What you have to do
Return the exact lines from the one containing "Decode this image" through the final line of the material below, with both ends kept.

= = = = = = =

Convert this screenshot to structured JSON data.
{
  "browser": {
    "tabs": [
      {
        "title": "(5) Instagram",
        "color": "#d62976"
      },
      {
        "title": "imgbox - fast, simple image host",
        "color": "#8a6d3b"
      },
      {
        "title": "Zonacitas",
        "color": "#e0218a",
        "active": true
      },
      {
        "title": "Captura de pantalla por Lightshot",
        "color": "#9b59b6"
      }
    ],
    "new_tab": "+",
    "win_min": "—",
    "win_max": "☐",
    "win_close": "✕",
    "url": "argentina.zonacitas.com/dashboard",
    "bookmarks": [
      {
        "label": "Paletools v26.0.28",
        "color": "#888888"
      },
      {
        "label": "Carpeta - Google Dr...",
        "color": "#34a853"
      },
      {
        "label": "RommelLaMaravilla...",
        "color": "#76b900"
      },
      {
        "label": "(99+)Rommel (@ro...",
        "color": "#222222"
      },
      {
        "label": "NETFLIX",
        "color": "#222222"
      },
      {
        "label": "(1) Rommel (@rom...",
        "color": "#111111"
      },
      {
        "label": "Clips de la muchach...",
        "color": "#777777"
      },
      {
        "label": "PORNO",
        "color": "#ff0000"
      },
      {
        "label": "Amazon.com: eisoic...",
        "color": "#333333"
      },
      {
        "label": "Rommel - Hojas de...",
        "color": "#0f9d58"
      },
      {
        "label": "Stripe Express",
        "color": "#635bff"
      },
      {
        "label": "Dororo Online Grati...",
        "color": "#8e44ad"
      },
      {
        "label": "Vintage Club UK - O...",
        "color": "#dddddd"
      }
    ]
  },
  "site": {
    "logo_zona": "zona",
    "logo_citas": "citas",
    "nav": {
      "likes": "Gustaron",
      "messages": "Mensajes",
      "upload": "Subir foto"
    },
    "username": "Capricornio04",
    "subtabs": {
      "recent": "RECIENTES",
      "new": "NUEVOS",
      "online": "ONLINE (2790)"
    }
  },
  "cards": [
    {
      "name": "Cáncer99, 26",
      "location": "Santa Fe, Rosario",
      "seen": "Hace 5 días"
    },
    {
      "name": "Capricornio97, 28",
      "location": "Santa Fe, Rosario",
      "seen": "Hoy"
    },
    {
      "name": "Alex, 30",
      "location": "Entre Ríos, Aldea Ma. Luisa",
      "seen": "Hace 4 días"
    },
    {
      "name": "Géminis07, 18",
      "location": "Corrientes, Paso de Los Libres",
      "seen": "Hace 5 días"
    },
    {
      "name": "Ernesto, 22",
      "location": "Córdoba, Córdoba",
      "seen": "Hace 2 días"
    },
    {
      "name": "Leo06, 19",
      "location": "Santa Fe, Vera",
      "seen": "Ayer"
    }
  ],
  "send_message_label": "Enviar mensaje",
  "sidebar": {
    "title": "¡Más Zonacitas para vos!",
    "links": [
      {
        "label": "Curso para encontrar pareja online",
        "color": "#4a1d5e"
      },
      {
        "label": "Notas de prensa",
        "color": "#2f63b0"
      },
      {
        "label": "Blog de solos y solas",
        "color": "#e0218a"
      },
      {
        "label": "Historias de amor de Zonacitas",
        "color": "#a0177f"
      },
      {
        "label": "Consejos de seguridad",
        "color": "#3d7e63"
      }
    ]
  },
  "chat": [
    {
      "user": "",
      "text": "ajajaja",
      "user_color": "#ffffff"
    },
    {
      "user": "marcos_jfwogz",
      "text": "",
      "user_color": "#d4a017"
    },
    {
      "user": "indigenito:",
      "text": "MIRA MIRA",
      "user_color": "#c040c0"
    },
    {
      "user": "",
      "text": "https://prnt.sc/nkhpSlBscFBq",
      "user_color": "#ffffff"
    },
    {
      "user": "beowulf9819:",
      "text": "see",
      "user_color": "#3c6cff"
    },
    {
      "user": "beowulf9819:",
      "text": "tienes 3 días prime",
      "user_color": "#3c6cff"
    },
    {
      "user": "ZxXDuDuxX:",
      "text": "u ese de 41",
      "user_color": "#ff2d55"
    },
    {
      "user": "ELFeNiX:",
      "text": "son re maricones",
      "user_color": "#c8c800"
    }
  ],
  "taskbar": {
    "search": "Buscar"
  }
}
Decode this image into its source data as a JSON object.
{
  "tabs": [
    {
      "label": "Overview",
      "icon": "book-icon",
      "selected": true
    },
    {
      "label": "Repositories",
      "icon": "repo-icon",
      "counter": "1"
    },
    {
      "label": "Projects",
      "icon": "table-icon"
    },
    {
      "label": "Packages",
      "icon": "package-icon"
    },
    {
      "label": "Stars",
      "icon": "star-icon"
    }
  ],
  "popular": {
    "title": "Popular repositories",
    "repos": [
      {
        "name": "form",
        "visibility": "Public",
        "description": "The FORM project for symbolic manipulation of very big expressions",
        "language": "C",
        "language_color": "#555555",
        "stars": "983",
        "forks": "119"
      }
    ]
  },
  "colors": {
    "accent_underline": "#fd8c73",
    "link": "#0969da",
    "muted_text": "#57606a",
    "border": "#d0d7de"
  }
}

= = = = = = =

Output of the task
Decode this image into its source data as a JSON object.
{
  "tabs": [
    {
      "label": "Overview",
      "icon": "book-icon",
      "selected": true
    },
    {
      "label": "Repositories",
      "icon": "repo-icon",
      "counter": "1"
    },
    {
      "label": "Projects",
      "icon": "table-icon"
    },
    {
      "label": "Packages",
      "icon": "package-icon"
    },
    {
      "label": "Stars",
      "icon": "star-icon"
    }
  ],
  "popular": {
    "title": "Popular repositories",
    "repos": [
      {
        "name": "form",
        "visibility": "Public",
        "description": "The FORM project for symbolic manipulation of very big expressions",
        "language": "C",
        "language_color": "#555555",
        "stars": "983",
        "forks": "119"
      }
    ]
  },
  "colors": {
    "accent_underline": "#fd8c73",
    "link": "#0969da",
    "muted_text": "#57606a",
    "border": "#d0d7de"
  }
}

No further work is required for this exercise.